Right, so, what are the plans for the rest of the year other than what you’ve just mentioned?
During the coming months we plan on continuing to build the pipeline of projects, negotiating with asset managers, creating conditions for them to come onboard. Right now, we’re talking about the capacity of a hundred million dollars in our pipeline, I think, with the right people and assets we can go to billions. The interest in what we’re offering is genuine and very specific; asset tokenization, as the new business model, the new mass-market driver provides premium liquidity for the widest variety of assets.
Is it safe to say that Smartlands is moving away entirely from utility tokens towards tokenization? Or you’re still keeping an eye on everything that goes on in that space – utility tokens? Or just security tokens all the way?
We keep an eye on the market. Maybe some utility tokens can be converted to security tokens because there is some sort of legal grey zone, in which the utility tokens are issued by all those ICOs that are happening as we speak. Some of them can be converted and moved to regulated jurisdictions. Consider: our token (SLT) is a utility “payment access” token, but we’re building a platform for security tokens. We’re kind of playing both sides but biased towards the securities; they’re more interesting, it’s the next trend.
That was going to be my next question because the trend is clear: the security token is the next best thing. Why is that? What’s so exciting about the security tokens as opposed to the utility, which is just, well, buying coins?

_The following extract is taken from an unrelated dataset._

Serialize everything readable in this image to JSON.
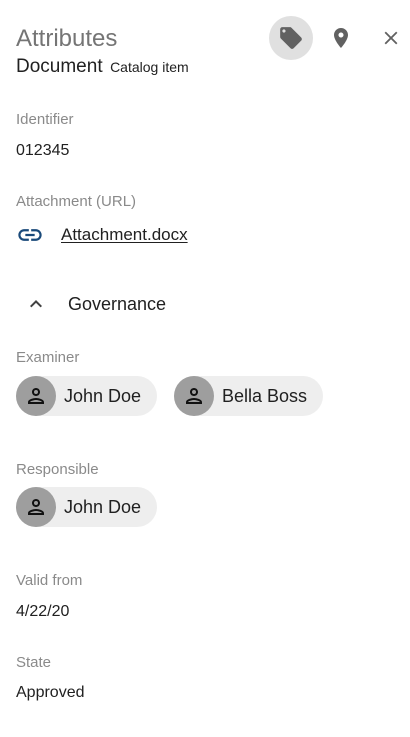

The security token is an evolution from physical ownership towards digital ownership, which means more effective, faster, instantaneous transfer of rights and value. Digitalization is happening in all industries and finance is in a well-defined lead clearly demonstrating that these digital securities are what the evolution of the legacy financial industry is. And all that is happening on the blockchain. A security token is backed by the asset, a specific asset – a business, a cash flow, a property of some sort. We tokenize equity bond backed by real asset behind it whereas a utility token can go to zero fast because it’s an invisible and unusable product: if nobody is using it, it’s worthless.